When actor Jack Willis steps up to the podium to deliver a political speech in the Oregon Shakespeare Festival's production of "All the Way," his portrayal of former President Lyndon Johnson instantly shifts.
Willis goes from being charismatic and larger-than-life to stiff and robot-like.
"He wasn't very good in press conferences, especially when you think about who came before him," Willis said. "Kennedy was so glib, at ease and funny. Johnson was really kind of static. Everything that was great about him was behind the scenes. He purposefully tried to keep that away from the camera. He didn't think it was presidential."
Away from the podium and the cameras, Willis masterfully shifts gears, capturing Johnson's personality and political tactics.
To many Americans, Johnson was a bully and a calculating wheeler-dealer, using threats, bribery and flattery to get his way.
"All the Way" portrays that side, but also the heart of the man who pushed through landmark civil rights legislation knowing it would alienate many white Southerners from his Democratic Party for decades.
Willis portrays that passion, along with the human, earthy side of Johnson. In one scene, Willis stands in his boxer shorts in a bedroom, scratching his butt as he discusses political developments.
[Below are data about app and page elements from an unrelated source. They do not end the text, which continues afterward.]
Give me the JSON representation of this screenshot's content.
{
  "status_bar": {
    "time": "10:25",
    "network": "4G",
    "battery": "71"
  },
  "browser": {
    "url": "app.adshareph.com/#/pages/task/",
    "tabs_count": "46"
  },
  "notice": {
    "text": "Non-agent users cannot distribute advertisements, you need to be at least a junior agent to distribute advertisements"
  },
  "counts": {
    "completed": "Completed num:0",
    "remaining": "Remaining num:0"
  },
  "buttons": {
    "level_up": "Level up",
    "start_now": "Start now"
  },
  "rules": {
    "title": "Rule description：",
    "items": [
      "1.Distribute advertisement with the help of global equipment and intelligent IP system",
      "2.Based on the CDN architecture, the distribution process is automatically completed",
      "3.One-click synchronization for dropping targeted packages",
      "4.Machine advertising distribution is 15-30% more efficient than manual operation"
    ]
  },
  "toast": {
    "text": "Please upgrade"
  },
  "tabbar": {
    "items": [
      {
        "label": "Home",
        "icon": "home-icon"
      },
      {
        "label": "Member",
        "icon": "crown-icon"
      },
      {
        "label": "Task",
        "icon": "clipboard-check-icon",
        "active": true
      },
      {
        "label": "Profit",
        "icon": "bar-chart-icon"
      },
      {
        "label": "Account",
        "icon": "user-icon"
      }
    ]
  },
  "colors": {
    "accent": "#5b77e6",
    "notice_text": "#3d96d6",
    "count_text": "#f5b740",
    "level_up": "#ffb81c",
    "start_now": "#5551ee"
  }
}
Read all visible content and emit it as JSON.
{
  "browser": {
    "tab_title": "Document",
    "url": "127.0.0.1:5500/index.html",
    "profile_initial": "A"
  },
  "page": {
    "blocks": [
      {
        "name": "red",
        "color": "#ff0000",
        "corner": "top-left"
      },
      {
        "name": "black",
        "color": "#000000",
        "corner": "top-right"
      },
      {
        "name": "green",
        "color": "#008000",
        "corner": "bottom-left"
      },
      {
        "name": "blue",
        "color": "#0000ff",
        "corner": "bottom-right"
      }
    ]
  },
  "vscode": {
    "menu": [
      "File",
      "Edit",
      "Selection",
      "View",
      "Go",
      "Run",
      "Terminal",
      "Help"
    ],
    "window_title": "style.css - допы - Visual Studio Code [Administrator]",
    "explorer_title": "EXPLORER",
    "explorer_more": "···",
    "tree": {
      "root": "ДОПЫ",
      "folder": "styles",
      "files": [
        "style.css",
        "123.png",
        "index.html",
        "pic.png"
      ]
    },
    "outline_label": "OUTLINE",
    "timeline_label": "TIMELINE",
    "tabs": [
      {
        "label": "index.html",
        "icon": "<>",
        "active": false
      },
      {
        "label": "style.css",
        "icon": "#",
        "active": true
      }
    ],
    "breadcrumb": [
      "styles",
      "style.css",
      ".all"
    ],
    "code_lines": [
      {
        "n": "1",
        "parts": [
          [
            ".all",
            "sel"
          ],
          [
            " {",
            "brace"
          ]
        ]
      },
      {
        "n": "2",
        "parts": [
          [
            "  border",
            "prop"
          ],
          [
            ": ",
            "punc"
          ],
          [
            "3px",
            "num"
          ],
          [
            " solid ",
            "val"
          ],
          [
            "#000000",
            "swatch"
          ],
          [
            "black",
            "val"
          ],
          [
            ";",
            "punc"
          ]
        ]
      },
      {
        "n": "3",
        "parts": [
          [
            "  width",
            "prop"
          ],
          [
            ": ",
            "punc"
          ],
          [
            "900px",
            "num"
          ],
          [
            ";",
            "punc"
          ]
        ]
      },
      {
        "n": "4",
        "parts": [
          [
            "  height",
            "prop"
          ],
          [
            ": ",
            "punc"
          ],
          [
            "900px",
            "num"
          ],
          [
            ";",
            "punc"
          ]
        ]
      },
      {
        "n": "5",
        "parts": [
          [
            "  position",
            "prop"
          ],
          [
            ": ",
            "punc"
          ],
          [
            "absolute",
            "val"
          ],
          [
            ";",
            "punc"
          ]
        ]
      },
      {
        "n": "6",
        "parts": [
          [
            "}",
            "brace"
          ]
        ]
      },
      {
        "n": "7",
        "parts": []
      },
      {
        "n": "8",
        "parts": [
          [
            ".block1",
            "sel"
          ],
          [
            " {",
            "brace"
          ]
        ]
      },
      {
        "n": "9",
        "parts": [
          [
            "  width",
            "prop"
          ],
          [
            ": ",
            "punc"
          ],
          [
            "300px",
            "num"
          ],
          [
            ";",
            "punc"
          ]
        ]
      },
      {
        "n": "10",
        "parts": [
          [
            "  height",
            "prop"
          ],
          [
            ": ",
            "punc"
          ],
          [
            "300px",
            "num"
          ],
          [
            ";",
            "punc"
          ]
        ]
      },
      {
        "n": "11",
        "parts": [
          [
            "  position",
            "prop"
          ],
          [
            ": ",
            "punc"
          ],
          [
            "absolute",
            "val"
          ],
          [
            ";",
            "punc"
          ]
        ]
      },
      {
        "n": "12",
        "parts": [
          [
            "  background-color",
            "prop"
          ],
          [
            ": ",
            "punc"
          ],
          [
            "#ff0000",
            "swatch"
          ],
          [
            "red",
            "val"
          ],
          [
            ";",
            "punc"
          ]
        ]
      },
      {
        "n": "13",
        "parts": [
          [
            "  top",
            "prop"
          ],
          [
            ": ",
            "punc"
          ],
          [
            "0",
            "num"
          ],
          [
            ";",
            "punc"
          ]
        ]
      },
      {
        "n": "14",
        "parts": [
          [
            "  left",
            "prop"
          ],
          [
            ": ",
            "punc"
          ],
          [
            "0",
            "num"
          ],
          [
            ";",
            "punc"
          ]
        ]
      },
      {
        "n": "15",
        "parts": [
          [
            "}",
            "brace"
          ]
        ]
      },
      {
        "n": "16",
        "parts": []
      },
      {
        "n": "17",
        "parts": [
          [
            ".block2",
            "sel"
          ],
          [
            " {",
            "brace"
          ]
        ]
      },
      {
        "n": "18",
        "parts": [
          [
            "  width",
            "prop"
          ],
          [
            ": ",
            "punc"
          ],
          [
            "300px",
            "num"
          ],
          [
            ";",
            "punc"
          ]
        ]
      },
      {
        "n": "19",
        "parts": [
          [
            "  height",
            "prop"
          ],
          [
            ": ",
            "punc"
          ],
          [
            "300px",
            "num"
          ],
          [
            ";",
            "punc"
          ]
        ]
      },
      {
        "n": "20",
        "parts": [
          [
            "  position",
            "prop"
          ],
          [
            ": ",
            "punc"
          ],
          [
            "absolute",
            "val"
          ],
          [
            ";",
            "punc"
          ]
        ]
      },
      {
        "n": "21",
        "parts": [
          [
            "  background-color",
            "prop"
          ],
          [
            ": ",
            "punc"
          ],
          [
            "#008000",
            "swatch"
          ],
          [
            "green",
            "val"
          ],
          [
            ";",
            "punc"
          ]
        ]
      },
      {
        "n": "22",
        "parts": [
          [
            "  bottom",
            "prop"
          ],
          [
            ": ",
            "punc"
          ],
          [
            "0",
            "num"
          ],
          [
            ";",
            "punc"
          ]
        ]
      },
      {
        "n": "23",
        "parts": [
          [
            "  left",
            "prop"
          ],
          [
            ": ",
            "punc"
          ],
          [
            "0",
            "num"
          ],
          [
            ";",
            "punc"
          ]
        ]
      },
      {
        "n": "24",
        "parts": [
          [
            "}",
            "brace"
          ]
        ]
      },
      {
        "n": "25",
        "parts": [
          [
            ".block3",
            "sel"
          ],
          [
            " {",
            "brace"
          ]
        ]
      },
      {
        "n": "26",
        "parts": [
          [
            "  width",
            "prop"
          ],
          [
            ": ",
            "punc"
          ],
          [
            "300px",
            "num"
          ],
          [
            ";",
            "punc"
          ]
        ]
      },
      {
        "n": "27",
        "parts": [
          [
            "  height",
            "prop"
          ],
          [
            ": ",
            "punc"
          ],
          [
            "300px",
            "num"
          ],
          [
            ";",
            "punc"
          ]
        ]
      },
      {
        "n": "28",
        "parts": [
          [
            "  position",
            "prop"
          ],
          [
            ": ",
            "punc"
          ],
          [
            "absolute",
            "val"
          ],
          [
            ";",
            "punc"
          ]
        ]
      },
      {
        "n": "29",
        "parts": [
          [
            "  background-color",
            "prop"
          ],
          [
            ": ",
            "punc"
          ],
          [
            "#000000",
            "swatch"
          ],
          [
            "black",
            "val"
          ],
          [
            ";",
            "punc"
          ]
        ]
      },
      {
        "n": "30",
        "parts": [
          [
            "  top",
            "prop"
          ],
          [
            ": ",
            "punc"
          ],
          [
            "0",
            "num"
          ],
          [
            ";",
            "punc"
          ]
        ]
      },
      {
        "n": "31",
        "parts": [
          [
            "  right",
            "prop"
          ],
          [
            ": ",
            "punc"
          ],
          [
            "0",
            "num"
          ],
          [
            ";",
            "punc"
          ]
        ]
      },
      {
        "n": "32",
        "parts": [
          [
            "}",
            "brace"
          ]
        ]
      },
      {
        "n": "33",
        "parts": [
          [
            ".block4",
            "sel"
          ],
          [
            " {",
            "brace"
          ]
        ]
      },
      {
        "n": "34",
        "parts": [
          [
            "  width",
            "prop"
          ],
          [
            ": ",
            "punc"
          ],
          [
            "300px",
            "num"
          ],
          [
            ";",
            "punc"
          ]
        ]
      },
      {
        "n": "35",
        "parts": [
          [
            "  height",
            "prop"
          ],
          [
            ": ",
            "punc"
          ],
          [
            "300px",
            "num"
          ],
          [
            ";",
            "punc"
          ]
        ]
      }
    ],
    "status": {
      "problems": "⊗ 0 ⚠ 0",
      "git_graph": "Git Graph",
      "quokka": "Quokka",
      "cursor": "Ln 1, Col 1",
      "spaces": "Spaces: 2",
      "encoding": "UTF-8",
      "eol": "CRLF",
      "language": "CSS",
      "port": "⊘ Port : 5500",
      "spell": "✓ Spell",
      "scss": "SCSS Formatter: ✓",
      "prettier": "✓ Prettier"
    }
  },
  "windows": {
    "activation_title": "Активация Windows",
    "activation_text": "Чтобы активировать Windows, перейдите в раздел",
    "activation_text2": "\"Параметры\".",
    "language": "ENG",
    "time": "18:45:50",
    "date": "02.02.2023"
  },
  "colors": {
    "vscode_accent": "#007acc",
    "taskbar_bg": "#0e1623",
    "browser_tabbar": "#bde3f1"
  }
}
Willis also tells Johnson's down-home stories and jokes in a way that is captivating and warm.
"I love some of his stories and one-liners and attitudes," Willis said.
While Kennedy came from American aristocracy, Johnson was from a family that was by turns wealthy and dirt poor, scratching out a living in the Hill Country of Texas.
Johnson had to pick cotton as a kid in the Texas heat and watched others ridicule his father after the family lost its ranch.
Like Johnson, Willis said he grew up poor in a rural part of the country.
Also like Johnson, Willis has risen to achieve remarkable success, appearing in more than 200 theater productions and securing television and movie roles in productions that include "The Talented Mr. Ripley" and "Law and Order."
Willis was raised in Kansas. He said he's no stranger to the Texas accent he employs in his portrayal of Johnson.
"I spent a lot of time in Texas. My voice grew up in Texas. It's not that hard of a dialect for me," Willis said.
Although he does use a Texas accent in the play, Willis said playwright Robert Schenkkan and OSF Artistic Director Bill Rauch, who directed "All the Way," made it clear from the beginning that they didn't want the actors to do impersonations of the many famous people — from Johnson to Martin Luther King Jr. to Strom Thurmond— who populate the play.
Willis, who was in his early teens during Johnson's presidency, said he has seen many film clips about the man, but he concentrated on reading about the former president to prepare for the play.
The events of the 1960s are burned into his mind, providing additional inspiration.
"I remember cross burnings and the Klan. I remember segregated swimming pools," Willis said.
At the same time, he said, there were inspirational civil rights marches and protests taking place in the South.
"You saw good things happening, and you saw bad things happening," he said.
Many white people were cautiously supporting Martin Luther King Jr. while being scared of Malcolm X, he recalled.
Willis said he is honored to work with so many OSF living legends in a play that captures that tumultuous time.
"It's been a brilliant trip. I'm very excited about continuing the run," he said.
"All the Way" plays through Nov. 3. For more information, visit www.osfashland.org or call the OSF Box Office at 541-482-4331.
Staff reporter Vickie Aldous can be reached at 541-479-8199 or email@example.com.